Search the material for "Popular" and copy each line in which it is found.

* WORKING DATA:
****************
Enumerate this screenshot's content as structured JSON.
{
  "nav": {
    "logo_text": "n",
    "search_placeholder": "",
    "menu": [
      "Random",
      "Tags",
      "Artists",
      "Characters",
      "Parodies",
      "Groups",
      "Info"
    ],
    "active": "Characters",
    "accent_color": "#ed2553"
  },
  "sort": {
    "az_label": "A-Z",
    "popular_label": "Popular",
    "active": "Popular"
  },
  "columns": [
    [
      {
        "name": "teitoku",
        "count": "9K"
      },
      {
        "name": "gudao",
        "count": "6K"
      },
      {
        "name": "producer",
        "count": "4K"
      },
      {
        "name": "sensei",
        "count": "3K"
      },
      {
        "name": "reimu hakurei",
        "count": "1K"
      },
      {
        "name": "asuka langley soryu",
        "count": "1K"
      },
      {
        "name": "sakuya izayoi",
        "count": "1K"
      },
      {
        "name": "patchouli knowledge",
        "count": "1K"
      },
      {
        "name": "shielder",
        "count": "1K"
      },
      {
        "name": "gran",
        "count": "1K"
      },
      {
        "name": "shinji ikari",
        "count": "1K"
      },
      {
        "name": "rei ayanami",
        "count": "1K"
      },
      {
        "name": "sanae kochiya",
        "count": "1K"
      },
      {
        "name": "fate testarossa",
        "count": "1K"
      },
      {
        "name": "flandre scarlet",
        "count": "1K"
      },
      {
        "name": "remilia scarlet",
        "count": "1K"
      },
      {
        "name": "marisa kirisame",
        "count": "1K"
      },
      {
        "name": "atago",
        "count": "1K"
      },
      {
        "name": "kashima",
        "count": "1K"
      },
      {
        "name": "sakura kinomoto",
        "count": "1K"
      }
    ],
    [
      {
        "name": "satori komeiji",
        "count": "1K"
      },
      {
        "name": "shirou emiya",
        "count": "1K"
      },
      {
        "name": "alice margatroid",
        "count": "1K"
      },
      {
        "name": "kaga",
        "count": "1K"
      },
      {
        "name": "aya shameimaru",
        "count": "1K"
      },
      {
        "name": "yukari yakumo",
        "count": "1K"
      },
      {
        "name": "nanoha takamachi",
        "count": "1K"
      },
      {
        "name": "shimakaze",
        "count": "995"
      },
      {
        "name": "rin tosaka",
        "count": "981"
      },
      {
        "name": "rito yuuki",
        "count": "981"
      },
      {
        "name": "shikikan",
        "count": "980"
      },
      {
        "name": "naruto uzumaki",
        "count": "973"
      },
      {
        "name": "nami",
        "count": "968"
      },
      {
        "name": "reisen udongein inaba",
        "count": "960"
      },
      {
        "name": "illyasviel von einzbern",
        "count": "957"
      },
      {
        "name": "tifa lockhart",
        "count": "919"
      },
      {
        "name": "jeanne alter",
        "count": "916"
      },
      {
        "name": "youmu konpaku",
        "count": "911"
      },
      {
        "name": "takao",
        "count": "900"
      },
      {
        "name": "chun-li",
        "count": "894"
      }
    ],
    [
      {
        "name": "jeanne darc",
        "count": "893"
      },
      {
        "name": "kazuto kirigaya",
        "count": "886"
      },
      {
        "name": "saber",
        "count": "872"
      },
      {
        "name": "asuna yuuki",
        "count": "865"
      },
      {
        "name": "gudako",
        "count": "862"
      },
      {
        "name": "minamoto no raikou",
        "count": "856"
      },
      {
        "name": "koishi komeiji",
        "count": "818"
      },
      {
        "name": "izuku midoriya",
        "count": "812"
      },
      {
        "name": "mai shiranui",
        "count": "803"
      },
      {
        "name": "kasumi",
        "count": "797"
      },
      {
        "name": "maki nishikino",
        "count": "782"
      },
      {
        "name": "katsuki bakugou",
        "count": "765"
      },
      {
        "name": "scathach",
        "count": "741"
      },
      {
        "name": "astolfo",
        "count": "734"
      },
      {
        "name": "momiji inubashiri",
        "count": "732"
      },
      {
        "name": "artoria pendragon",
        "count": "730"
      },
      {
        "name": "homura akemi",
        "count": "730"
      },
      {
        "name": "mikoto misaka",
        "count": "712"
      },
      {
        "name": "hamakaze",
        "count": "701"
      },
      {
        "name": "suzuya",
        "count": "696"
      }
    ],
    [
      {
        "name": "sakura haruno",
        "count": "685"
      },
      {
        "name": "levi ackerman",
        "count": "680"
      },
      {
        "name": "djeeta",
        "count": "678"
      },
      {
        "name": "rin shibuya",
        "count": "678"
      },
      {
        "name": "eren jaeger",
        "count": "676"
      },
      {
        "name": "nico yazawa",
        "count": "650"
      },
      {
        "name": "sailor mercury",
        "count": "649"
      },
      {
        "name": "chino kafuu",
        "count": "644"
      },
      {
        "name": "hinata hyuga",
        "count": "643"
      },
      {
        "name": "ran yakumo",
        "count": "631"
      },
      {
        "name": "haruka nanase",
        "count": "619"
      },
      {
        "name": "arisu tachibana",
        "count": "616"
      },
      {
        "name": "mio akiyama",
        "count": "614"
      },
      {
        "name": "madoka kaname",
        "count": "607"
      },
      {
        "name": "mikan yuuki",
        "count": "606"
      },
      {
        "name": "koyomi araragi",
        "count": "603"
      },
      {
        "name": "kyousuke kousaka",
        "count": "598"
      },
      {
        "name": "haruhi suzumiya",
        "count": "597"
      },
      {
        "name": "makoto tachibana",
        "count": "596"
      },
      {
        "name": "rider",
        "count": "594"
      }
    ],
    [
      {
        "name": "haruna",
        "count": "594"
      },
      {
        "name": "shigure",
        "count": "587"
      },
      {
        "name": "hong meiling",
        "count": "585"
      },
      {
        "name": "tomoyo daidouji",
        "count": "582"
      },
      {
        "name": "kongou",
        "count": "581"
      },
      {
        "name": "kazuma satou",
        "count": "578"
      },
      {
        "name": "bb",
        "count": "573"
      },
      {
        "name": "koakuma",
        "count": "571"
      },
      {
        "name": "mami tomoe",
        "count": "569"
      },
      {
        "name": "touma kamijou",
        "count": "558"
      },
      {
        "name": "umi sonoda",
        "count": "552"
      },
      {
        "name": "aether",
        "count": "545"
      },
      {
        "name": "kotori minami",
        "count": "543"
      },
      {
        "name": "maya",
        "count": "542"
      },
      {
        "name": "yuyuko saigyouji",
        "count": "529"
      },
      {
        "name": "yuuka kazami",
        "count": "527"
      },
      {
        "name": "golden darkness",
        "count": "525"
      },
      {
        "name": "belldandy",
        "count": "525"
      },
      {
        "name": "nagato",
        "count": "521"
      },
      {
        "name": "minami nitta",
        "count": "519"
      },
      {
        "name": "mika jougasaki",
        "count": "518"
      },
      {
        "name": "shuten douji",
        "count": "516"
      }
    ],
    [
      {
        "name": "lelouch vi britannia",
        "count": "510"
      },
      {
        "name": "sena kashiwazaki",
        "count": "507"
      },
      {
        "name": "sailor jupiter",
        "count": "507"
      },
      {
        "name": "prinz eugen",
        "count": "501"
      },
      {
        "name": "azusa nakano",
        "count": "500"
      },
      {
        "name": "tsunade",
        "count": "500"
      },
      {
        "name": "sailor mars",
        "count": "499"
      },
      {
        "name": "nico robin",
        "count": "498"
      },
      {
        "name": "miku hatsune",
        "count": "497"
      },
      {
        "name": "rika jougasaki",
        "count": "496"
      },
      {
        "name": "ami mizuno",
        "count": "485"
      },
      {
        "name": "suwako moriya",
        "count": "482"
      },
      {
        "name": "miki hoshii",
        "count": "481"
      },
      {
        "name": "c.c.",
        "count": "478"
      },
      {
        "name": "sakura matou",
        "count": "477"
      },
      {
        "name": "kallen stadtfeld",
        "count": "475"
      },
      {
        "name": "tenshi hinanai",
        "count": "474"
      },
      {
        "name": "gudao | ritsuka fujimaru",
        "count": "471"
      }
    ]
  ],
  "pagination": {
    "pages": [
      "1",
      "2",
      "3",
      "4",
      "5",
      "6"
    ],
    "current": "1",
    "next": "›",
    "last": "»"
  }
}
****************
* WRITTEN REPLY:
    "popular_label": "Popular",
    "active": "Popular"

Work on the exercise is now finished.